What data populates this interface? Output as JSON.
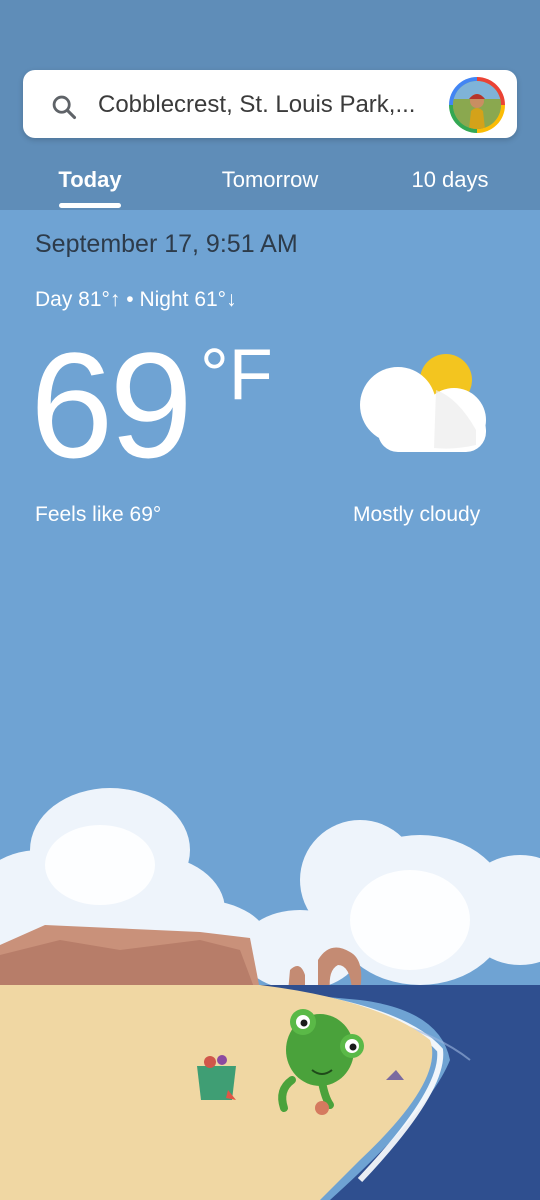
{
  "search": {
    "query": "Cobblecrest, St. Louis Park,..."
  },
  "tabs": [
    {
      "label": "Today"
    },
    {
      "label": "Tomorrow"
    },
    {
      "label": "10 days"
    }
  ],
  "current": {
    "date_time": "September 17, 9:51 AM",
    "day_night": "Day 81°↑ • Night 61°↓",
    "temperature": "69",
    "unit": "°F",
    "feels_like": "Feels like 69°",
    "condition": "Mostly cloudy",
    "condition_icon": "mostly-cloudy-icon"
  },
  "colors": {
    "header": "#5f8db8",
    "sky": "#6fa3d3",
    "sun": "#f3c51f",
    "sea": "#2f4f8f",
    "sand": "#f0d7a3"
  }
}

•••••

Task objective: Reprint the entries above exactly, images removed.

Expected answer:
What data populates this interface? Output as JSON.
{
  "search": {
    "query": "Cobblecrest, St. Louis Park,..."
  },
  "tabs": [
    {
      "label": "Today"
    },
    {
      "label": "Tomorrow"
    },
    {
      "label": "10 days"
    }
  ],
  "current": {
    "date_time": "September 17, 9:51 AM",
    "day_night": "Day 81°↑ • Night 61°↓",
    "temperature": "69",
    "unit": "°F",
    "feels_like": "Feels like 69°",
    "condition": "Mostly cloudy",
    "condition_icon": "mostly-cloudy-icon"
  },
  "colors": {
    "header": "#5f8db8",
    "sky": "#6fa3d3",
    "sun": "#f3c51f",
    "sea": "#2f4f8f",
    "sand": "#f0d7a3"
  }
}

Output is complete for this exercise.